Record Type: RIE
Publication Date: 1990-Nov
Reference Count: N/A
The Earthquake Information Test: Validating an Instrument for Determining Student Misconceptions.
Ross, Katharyn E. K.; Shuell, Thomas J.
Some pre-instructional misconceptions held by children can persist through scientific instruction and resist changes. Identifying these misconceptions would be beneficial for science instruction. In this preliminary study, scores on a 60-item true-false test of knowledge and misconceptions about earthquakes were compared with previous interview results to determine whether or not both methods yield the same conclusions. An Earthquake Information Test (EIT), was administered to 194 students in grades 4 through 6 in Salt Lake City (Utah) and Buffalo (New York). Subjects included: 19 fourth graders from an urban public school in Buffalo; and 175 fourth, fifth, and sixth graders from an urban public school in Salt Lake City. The EIT contained scientifically correct statements interspersed with misconceptions previously expressed by students in individual interviews. The EIT was administered after most students had received some instruction about earthquakes. Students from Buffalo and a random sample from Salt Lake City were also individually interviewed. Internal consistency was calculated, and an item analysis was performed. Students could correctly choose scientifically acceptable answers while simultaneously choosing answers not compatible with science. The EIT was least reliable for grade 4 students. While a refined version of the EIT could provide useful information about student misconceptions, individual interviews should continue as a source of test questions and information about children's misconceptions. Five tables provide study data. A 25-item list of references is included. (SLD)
Publication Type: Reports - Research; Speeches/Meeting Papers
Education Level: N/A
Authoring Institution: N/A
Identifiers: Earthquake Information Test

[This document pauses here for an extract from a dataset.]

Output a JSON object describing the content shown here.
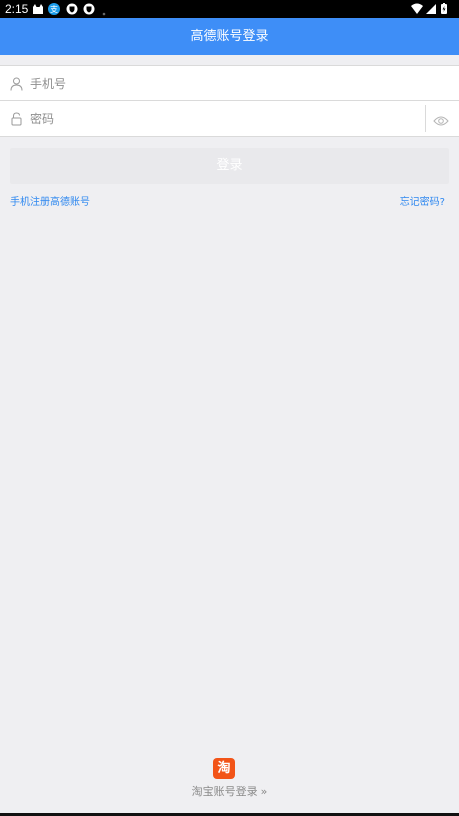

Note: Paper presented at the Annual Meeting of the Northeastern Educational Research Association (Ellenville, NY, October 31-November 2, 1990).